WHAT THE TASK REQUIRES: Only lines holding the word "title" are wanted. Copy them from the listing below.

SUPPLIED DATA:
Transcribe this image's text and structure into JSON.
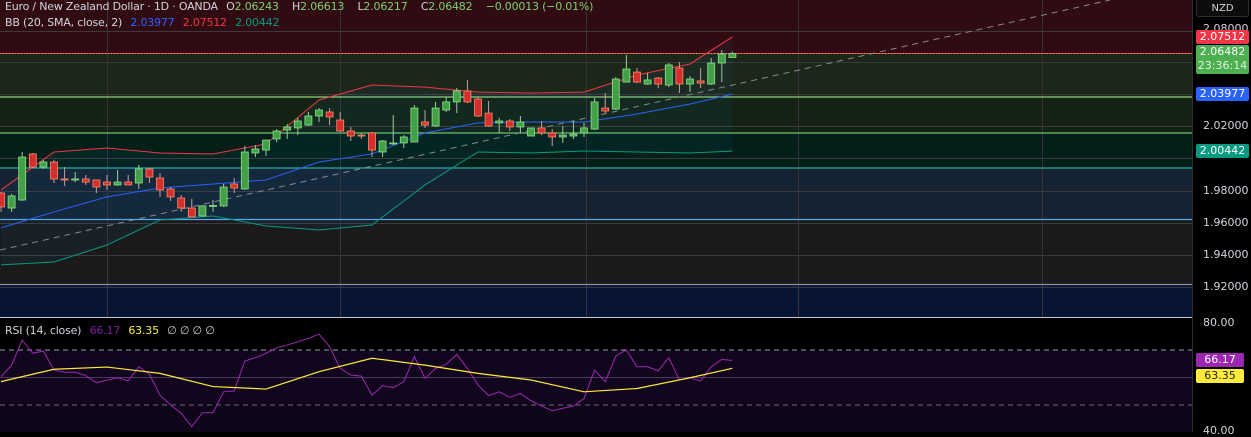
{
  "header": {
    "symbol": "Euro / New Zealand Dollar · 1D · OANDA",
    "open_label": "O",
    "open": "2.06243",
    "high_label": "H",
    "high": "2.06613",
    "low_label": "L",
    "low": "2.06217",
    "close_label": "C",
    "close": "2.06482",
    "change": "−0.00013 (−0.01%)"
  },
  "bb_legend": {
    "label": "BB (20, SMA, close, 2)",
    "basis": "2.03977",
    "upper": "2.07512",
    "lower": "2.00442"
  },
  "rsi_legend": {
    "label": "RSI (14, close)",
    "rsi": "66.17",
    "ma": "63.35",
    "empty": "∅ ∅ ∅ ∅"
  },
  "price_axis": {
    "currency": "NZD",
    "ticks": [
      "2.08000",
      "2.02000",
      "1.98000",
      "1.96000",
      "1.94000",
      "1.92000"
    ],
    "tags": {
      "bb_upper": "2.07512",
      "last_price": "2.06482",
      "countdown": "23:36:14",
      "bb_basis": "2.03977",
      "bb_lower": "2.00442"
    }
  },
  "rsi_axis": {
    "ticks": [
      "80.00",
      "40.00"
    ],
    "tags": {
      "rsi": "66.17",
      "ma": "63.35"
    }
  },
  "colors": {
    "up": "#43a047",
    "down": "#d32f2f",
    "bb_upper": "#f23645",
    "bb_basis": "#2962ff",
    "bb_lower": "#089981",
    "rsi": "#9c27b0",
    "rsi_ma": "#ffeb3b",
    "last_price": "#4caf50"
  },
  "chart_data": [
    {
      "type": "candlestick",
      "title": "Euro / New Zealand Dollar · 1D · OANDA",
      "ylim": [
        1.905,
        2.09
      ],
      "grid": true,
      "ohlc_fields": [
        "open",
        "high",
        "low",
        "close"
      ],
      "candles": [
        [
          1.9785,
          1.9791,
          1.9668,
          1.9699
        ],
        [
          1.9692,
          1.9779,
          1.9668,
          1.9767
        ],
        [
          1.9742,
          2.0039,
          1.9736,
          2.0008
        ],
        [
          2.0027,
          2.0033,
          1.994,
          1.9946
        ],
        [
          1.9946,
          1.999,
          1.9934,
          1.9977
        ],
        [
          1.9977,
          1.999,
          1.9847,
          1.9872
        ],
        [
          1.9872,
          1.9946,
          1.9829,
          1.9869
        ],
        [
          1.9869,
          1.9915,
          1.9853,
          1.9872
        ],
        [
          1.9872,
          1.9897,
          1.9835,
          1.9853
        ],
        [
          1.9866,
          1.9866,
          1.9785,
          1.9822
        ],
        [
          1.9853,
          1.9897,
          1.9804,
          1.9835
        ],
        [
          1.9835,
          1.9928,
          1.9829,
          1.9853
        ],
        [
          1.9853,
          1.9897,
          1.9835,
          1.9835
        ],
        [
          1.9847,
          1.9959,
          1.981,
          1.9934
        ],
        [
          1.9934,
          1.994,
          1.9847,
          1.9884
        ],
        [
          1.9878,
          1.9909,
          1.9761,
          1.9804
        ],
        [
          1.981,
          1.9822,
          1.9736,
          1.9761
        ],
        [
          1.9754,
          1.9773,
          1.9668,
          1.9692
        ],
        [
          1.9692,
          1.9748,
          1.9637,
          1.9637
        ],
        [
          1.9643,
          1.9711,
          1.9637,
          1.9705
        ],
        [
          1.9702,
          1.9742,
          1.9668,
          1.9708
        ],
        [
          1.9705,
          1.9841,
          1.9699,
          1.9822
        ],
        [
          1.9841,
          1.9878,
          1.9785,
          1.9816
        ],
        [
          1.981,
          2.0076,
          1.9804,
          2.0039
        ],
        [
          2.0033,
          2.0082,
          2.0008,
          2.0058
        ],
        [
          2.0051,
          2.0113,
          2.0014,
          2.0113
        ],
        [
          2.012,
          2.0181,
          2.0101,
          2.0169
        ],
        [
          2.0175,
          2.0212,
          2.012,
          2.0194
        ],
        [
          2.0188,
          2.025,
          2.0144,
          2.0231
        ],
        [
          2.0206,
          2.0287,
          2.02,
          2.0262
        ],
        [
          2.0262,
          2.0311,
          2.0225,
          2.0299
        ],
        [
          2.0287,
          2.0311,
          2.0206,
          2.0256
        ],
        [
          2.0237,
          2.0287,
          2.0163,
          2.0169
        ],
        [
          2.0169,
          2.0194,
          2.0107,
          2.0138
        ],
        [
          2.0144,
          2.0157,
          2.012,
          2.0141
        ],
        [
          2.0157,
          2.0163,
          2.0008,
          2.0051
        ],
        [
          2.0039,
          2.0113,
          2.0008,
          2.0107
        ],
        [
          2.0092,
          2.0268,
          2.0082,
          2.0095
        ],
        [
          2.0095,
          2.0144,
          2.0064,
          2.0132
        ],
        [
          2.0101,
          2.033,
          2.0101,
          2.0311
        ],
        [
          2.0225,
          2.0299,
          2.0188,
          2.0206
        ],
        [
          2.02,
          2.0349,
          2.0194,
          2.0311
        ],
        [
          2.0299,
          2.038,
          2.0287,
          2.0349
        ],
        [
          2.0349,
          2.0435,
          2.028,
          2.0417
        ],
        [
          2.0417,
          2.0485,
          2.0342,
          2.0349
        ],
        [
          2.0367,
          2.038,
          2.0256,
          2.0262
        ],
        [
          2.028,
          2.0355,
          2.0194,
          2.02
        ],
        [
          2.0219,
          2.025,
          2.0157,
          2.0231
        ],
        [
          2.0231,
          2.0243,
          2.0169,
          2.0194
        ],
        [
          2.0194,
          2.0262,
          2.0157,
          2.0225
        ],
        [
          2.0138,
          2.0188,
          2.0138,
          2.0188
        ],
        [
          2.0188,
          2.0231,
          2.0144,
          2.0157
        ],
        [
          2.0157,
          2.0181,
          2.0076,
          2.0132
        ],
        [
          2.0132,
          2.02,
          2.0095,
          2.0144
        ],
        [
          2.0138,
          2.0231,
          2.012,
          2.015
        ],
        [
          2.0157,
          2.0219,
          2.0132,
          2.0188
        ],
        [
          2.0181,
          2.0373,
          2.0175,
          2.0349
        ],
        [
          2.0311,
          2.0404,
          2.028,
          2.0293
        ],
        [
          2.0305,
          2.0503,
          2.0299,
          2.0491
        ],
        [
          2.0472,
          2.064,
          2.0472,
          2.0553
        ],
        [
          2.0534,
          2.0559,
          2.0466,
          2.0472
        ],
        [
          2.046,
          2.0528,
          2.0454,
          2.0485
        ],
        [
          2.0497,
          2.0503,
          2.0435,
          2.046
        ],
        [
          2.0454,
          2.059,
          2.0441,
          2.0578
        ],
        [
          2.0559,
          2.0596,
          2.0404,
          2.046
        ],
        [
          2.046,
          2.0509,
          2.041,
          2.0491
        ],
        [
          2.0479,
          2.0559,
          2.0435,
          2.0466
        ],
        [
          2.046,
          2.0621,
          2.0454,
          2.059
        ],
        [
          2.059,
          2.067,
          2.0472,
          2.0646
        ],
        [
          2.06243,
          2.06613,
          2.06217,
          2.06482
        ]
      ],
      "bollinger": {
        "sample_every_n_candles": 5,
        "upper": [
          1.9804,
          2.0039,
          2.0064,
          2.0033,
          2.0027,
          2.0089,
          2.0361,
          2.0454,
          2.0441,
          2.041,
          2.0404,
          2.041,
          2.0516,
          2.0584,
          2.07512
        ],
        "basis": [
          1.9569,
          1.9668,
          1.9761,
          1.9816,
          1.9841,
          1.9866,
          1.9977,
          2.0027,
          2.0157,
          2.0219,
          2.0225,
          2.0225,
          2.0274,
          2.0336,
          2.03977
        ],
        "lower": [
          1.934,
          1.9358,
          1.9463,
          1.9618,
          1.9643,
          1.9581,
          1.9556,
          1.9587,
          1.9835,
          2.0039,
          2.0033,
          2.0045,
          2.0039,
          2.0033,
          2.00442
        ]
      }
    },
    {
      "type": "line",
      "title": "RSI (14, close)",
      "ylim": [
        38,
        80.5
      ],
      "series": [
        {
          "values": [
            60.3,
            64.5,
            73.6,
            68.8,
            69.6,
            62.7,
            61.9,
            61.9,
            60.7,
            58.1,
            59.1,
            59.9,
            58.8,
            63.9,
            61.2,
            53.6,
            50.0,
            47.0,
            42.1,
            47.2,
            47.2,
            54.8,
            55.1,
            66.0,
            67.2,
            68.8,
            70.8,
            71.8,
            73.0,
            74.2,
            75.8,
            71.2,
            63.3,
            60.9,
            60.5,
            53.6,
            57.0,
            56.3,
            58.5,
            67.6,
            59.7,
            63.3,
            64.8,
            68.4,
            63.3,
            57.3,
            53.4,
            54.8,
            52.8,
            54.2,
            51.5,
            49.6,
            47.9,
            48.8,
            49.6,
            52.4,
            62.7,
            58.5,
            67.8,
            70.0,
            63.9,
            63.9,
            62.4,
            67.2,
            59.1,
            59.9,
            58.7,
            63.9,
            66.6,
            66.17
          ]
        },
        {
          "sample_every_n_candles": 5,
          "values": [
            58.5,
            63.0,
            63.8,
            61.5,
            56.7,
            55.8,
            62.1,
            67.0,
            64.5,
            61.5,
            59.1,
            54.8,
            56.0,
            59.9,
            63.35
          ]
        }
      ]
    }
  ]
}
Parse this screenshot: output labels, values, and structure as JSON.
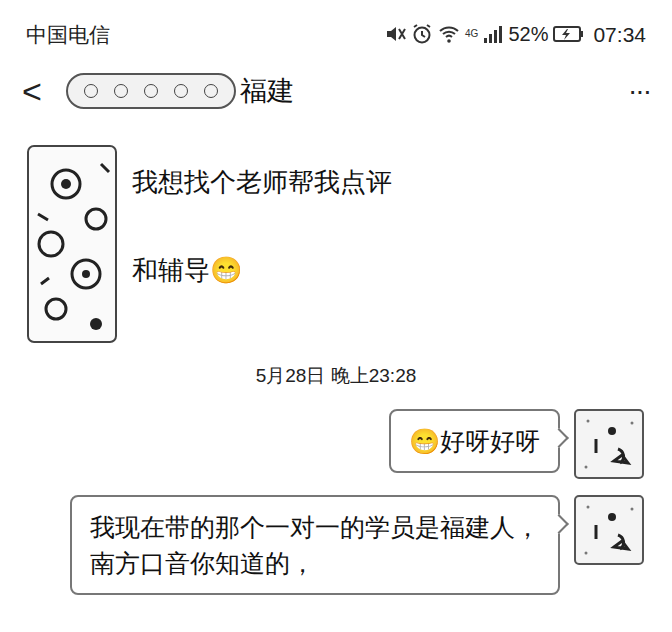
{
  "status_bar": {
    "carrier": "中国电信",
    "network": "4G",
    "battery": "52%",
    "charging": true,
    "time": "07:34"
  },
  "header": {
    "back": "<",
    "title": "福建",
    "more": "···"
  },
  "messages": [
    {
      "kind": "text",
      "side": "left",
      "lines": [
        "我想找个老师帮我点评",
        "和辅导😁"
      ]
    },
    {
      "kind": "timestamp",
      "text": "5月28日 晚上23:28"
    },
    {
      "kind": "text",
      "side": "right",
      "lines": [
        "😁好呀好呀"
      ]
    },
    {
      "kind": "text",
      "side": "right",
      "lines": [
        "我现在带的那个一对一的学员是福建人，南方口音你知道的，"
      ]
    }
  ]
}
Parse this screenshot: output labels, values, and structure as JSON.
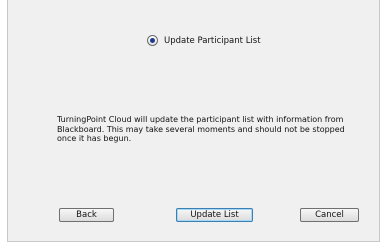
{
  "options": {
    "update_participant_list": {
      "label": "Update Participant List",
      "selected": true
    }
  },
  "message": {
    "text": "TurningPoint Cloud will update the participant list with information from Blackboard. This may take several moments and should not be stopped once it has begun."
  },
  "buttons": {
    "back": "Back",
    "update_list": "Update List",
    "cancel": "Cancel"
  },
  "colors": {
    "panel_background": "#f0f0f0",
    "focus_border": "#3c7fb1",
    "radio_dot": "#1f3a8c"
  }
}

SOLUTION:
      "title": "Euro / New Zealand Dollar · 1D · OANDA",
      "title": "RSI (14, close)",
    "title": "福建",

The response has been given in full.